I strongly condemn the use of any violence on both sides. One of the major reasons the situation deteriorates is the accusation of police brutality and the government's refusal to set up an independent inquiry.
Brenda Brettkelly, Tauranga.
The article by Robert MacCulloch (NZ Herald, September 9) is pretty much on the money. With probably 40 per cent of families under economic stress, both parents working and no light at the end of a never ending tunnel, buoyed by the realisation that they only have to get to be CEO of Fonterra for a couple of years and life will be sweet – it's not hard to see where the problem lies. It's in economic misery caused by greed.
Paul Cheshire, Maraetai.
The saying power corrupts and absolute power corrupts absolutely applied to Robert Mugabe. A once admired freedom fighter who fought against and ended white minority rule turned a brutal tyrant once installed in power.
He imposed a reign of terror on his people and his policies (e.g. the forced, violent eviction of white farmers and the arbitrary repossession of their land) led to the collapse of the country's economy which led his people to despise him.
The people of Zimbabwe rejoiced when he was removed from power in a military coup in 2017.
Mugabe presents an interesting case study on how a good man can go rotten when power and privilege get to his head.
Rajend Naidu, Sydney.

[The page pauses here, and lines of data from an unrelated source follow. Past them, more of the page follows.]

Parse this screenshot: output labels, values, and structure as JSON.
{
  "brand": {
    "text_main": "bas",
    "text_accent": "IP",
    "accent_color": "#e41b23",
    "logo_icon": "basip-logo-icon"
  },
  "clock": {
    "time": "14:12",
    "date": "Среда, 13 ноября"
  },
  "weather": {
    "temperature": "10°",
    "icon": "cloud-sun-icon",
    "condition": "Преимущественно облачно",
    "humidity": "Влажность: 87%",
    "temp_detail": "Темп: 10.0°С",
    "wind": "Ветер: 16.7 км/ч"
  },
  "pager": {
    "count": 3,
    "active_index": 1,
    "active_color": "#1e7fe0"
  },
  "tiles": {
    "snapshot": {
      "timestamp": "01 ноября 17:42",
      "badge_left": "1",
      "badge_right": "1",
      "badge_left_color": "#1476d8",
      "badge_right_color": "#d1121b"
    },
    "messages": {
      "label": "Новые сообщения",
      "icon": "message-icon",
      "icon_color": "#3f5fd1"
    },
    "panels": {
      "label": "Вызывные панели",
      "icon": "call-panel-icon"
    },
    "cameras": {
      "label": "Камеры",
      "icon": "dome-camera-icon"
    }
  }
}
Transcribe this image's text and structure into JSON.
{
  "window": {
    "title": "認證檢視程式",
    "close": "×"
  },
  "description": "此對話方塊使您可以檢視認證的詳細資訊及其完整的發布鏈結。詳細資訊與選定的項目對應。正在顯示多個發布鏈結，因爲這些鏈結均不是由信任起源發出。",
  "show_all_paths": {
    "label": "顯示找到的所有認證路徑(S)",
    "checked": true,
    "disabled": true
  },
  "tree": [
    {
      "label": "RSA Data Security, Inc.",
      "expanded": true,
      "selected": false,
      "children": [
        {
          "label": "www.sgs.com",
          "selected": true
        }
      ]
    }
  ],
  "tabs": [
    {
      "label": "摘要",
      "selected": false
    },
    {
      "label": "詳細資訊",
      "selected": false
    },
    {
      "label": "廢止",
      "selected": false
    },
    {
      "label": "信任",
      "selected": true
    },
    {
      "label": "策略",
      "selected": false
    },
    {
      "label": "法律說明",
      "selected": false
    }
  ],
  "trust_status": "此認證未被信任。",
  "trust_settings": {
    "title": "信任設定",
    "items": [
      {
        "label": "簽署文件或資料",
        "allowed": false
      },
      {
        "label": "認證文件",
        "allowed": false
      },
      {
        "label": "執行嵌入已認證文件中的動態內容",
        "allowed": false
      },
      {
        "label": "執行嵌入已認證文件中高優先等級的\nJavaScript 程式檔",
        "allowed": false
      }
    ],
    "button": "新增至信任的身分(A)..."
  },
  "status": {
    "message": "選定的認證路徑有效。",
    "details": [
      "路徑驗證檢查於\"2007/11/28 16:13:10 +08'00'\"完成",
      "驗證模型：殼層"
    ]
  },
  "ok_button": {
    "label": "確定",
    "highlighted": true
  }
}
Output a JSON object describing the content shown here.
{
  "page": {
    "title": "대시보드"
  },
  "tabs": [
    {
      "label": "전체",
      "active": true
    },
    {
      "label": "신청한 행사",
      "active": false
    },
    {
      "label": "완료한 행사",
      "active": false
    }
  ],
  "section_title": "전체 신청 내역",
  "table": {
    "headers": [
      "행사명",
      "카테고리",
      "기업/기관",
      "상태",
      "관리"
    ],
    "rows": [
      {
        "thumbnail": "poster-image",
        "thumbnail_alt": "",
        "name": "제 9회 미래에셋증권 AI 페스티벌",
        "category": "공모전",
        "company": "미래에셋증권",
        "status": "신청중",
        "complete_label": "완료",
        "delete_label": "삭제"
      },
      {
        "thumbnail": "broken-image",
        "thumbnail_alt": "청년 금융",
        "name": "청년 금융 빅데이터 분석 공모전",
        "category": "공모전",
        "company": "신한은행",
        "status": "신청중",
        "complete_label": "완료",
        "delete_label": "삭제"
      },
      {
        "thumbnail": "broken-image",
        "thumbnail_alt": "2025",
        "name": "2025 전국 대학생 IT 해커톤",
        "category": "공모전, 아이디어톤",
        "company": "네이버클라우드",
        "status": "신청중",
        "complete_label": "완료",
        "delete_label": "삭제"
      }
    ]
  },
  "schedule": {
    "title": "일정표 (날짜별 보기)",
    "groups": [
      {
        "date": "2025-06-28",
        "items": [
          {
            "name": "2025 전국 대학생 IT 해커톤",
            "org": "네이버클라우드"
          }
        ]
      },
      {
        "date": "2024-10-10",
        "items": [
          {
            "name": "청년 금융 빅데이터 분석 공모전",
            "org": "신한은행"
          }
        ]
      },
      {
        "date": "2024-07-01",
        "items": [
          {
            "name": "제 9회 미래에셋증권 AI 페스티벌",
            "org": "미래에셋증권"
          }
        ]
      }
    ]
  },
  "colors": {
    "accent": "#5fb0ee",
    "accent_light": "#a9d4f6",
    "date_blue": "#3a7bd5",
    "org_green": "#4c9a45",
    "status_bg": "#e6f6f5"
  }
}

Do those of us who are getting up in years have to be constantly reminded that our time will soon be up? It is not possible to enjoy an evening's TV viewing, listen to the radio or even go to the movies without our enjoyment being deflated with a funeral reminder.
One advertisement for funeral insurance reminds us that we will "soon be heading off upstairs, but don't waste another moment thinking about it" - well, we weren't until you reminded us.
Even a trip to the local cinema for a bit of entertainment and escapism brings us back down to earth with a thud when the local funeral director's ad is played. We were enjoying ourselves 'til then.
I cannot think of another group that would be considered an acceptable target for such grim reminders. It has almost become elder abuse. Leave us alone, we know where we are going.
J Leighton, Devonport.
Letters: Hydrogen hype, rail upgrade, RWC and climate change
Letters: Interest rate, Paul Little, white privilege and Brexit
Letters: Measles, house values, history, cost of living and e-scooters
Short & Sweet
Steve Hansen has smelt the coffee beans and finally come to his senses on Beauden Barrett at first five-eighth and Ben Smith at fullback.
Gary Stewart, Foxton Beach.
Why has Steve Hansen got Brad Webber in the squad if he won't use him? Jock MacVicar, Hauraki.
Government by trial and error. Alan Milton, Cambridge.
People don't want a house in which to make a life "together" but a palace with all the mod cons that they can fight over when they decide to part. Mike Wells, Kawerau.
Would it be possible for editors to do a deal with Pharmac and have happy pills put on the free list for opinion writers? Reg Dempster, Albany.
The capping of interest charges on loans against our riskiest borrowers is a welcome move. It must now be time for our banks to re-consider their rates on overdue credit cards but I continue to hold my breath. Stuart Bayes, Hamilton.
On Te Aihe
Is the new boat a "Grand Design" too far? I guess only time will tell. Bruce Tubb, Belmont.
Has anyone calculated the value we get from our tax dollar? My estimate is fifteen cents. Richard Irwin, Te Atatu South.